Exercise aim> If a line in the listing carries the word "title", return a copy of that line.

Record extracts>
......

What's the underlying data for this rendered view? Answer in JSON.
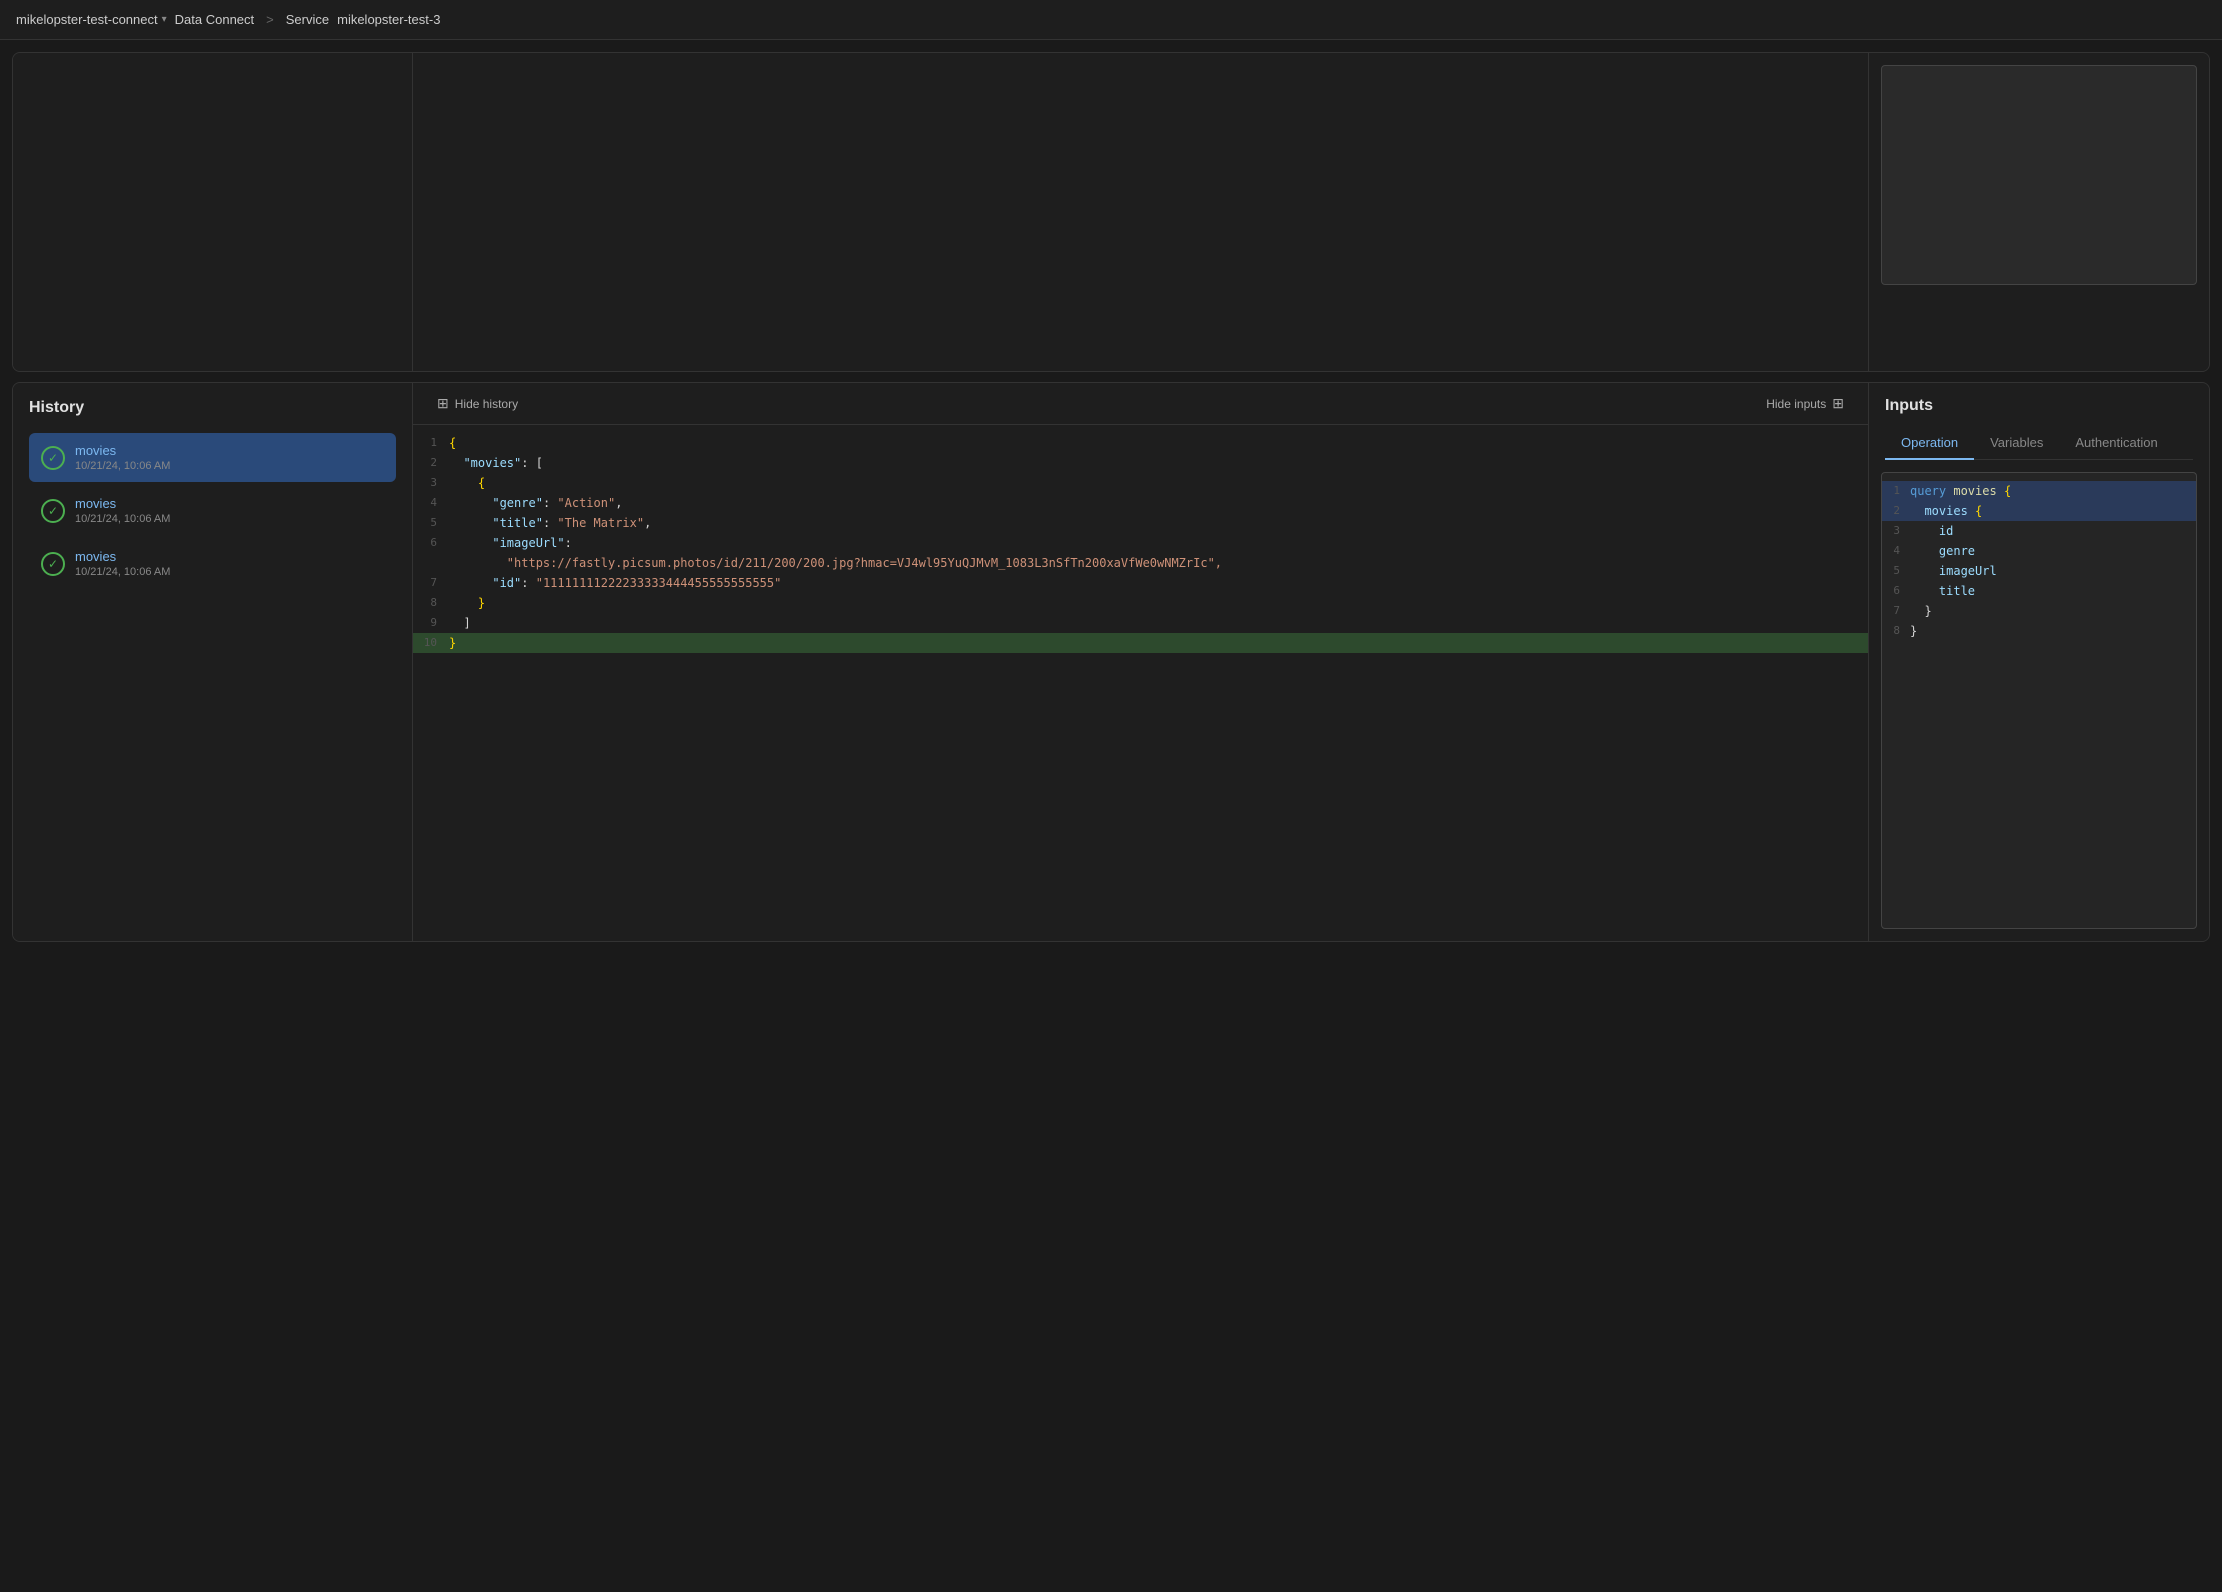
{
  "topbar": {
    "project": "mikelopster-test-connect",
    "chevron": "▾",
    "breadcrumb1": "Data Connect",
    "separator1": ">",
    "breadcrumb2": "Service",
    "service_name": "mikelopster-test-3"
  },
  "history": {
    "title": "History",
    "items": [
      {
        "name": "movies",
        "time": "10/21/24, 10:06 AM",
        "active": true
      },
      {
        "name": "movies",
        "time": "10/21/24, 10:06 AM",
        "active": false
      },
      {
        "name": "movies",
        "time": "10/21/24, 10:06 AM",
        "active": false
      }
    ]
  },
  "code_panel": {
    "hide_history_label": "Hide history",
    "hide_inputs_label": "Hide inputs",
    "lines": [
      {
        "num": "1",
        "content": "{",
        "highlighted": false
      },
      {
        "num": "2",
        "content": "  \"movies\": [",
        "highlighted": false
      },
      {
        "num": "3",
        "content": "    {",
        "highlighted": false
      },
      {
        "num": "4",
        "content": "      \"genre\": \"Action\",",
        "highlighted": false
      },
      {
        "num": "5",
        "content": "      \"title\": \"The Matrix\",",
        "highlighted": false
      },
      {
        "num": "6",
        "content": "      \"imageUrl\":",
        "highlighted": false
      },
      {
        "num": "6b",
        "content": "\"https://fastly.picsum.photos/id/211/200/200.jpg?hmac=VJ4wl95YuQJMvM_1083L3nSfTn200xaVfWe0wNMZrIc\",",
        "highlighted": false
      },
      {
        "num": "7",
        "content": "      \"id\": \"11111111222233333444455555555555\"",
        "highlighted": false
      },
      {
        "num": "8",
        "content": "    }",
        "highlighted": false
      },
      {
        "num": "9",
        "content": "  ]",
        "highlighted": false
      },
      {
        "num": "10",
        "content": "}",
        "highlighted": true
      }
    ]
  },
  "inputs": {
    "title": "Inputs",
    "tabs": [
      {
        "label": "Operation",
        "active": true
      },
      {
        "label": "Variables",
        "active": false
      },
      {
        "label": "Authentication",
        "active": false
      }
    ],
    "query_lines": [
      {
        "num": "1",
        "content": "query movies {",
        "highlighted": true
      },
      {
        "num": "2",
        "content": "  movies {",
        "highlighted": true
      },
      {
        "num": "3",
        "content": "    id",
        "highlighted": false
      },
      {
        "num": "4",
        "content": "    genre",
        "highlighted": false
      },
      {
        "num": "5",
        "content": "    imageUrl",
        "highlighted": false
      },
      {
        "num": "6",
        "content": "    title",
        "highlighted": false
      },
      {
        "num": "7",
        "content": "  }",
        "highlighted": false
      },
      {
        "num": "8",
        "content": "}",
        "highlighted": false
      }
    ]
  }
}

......

Result of the task>
    "title": "History",
        "content": "      \"title\": \"The Matrix\",",
    "title": "Inputs",
        "content": "    title",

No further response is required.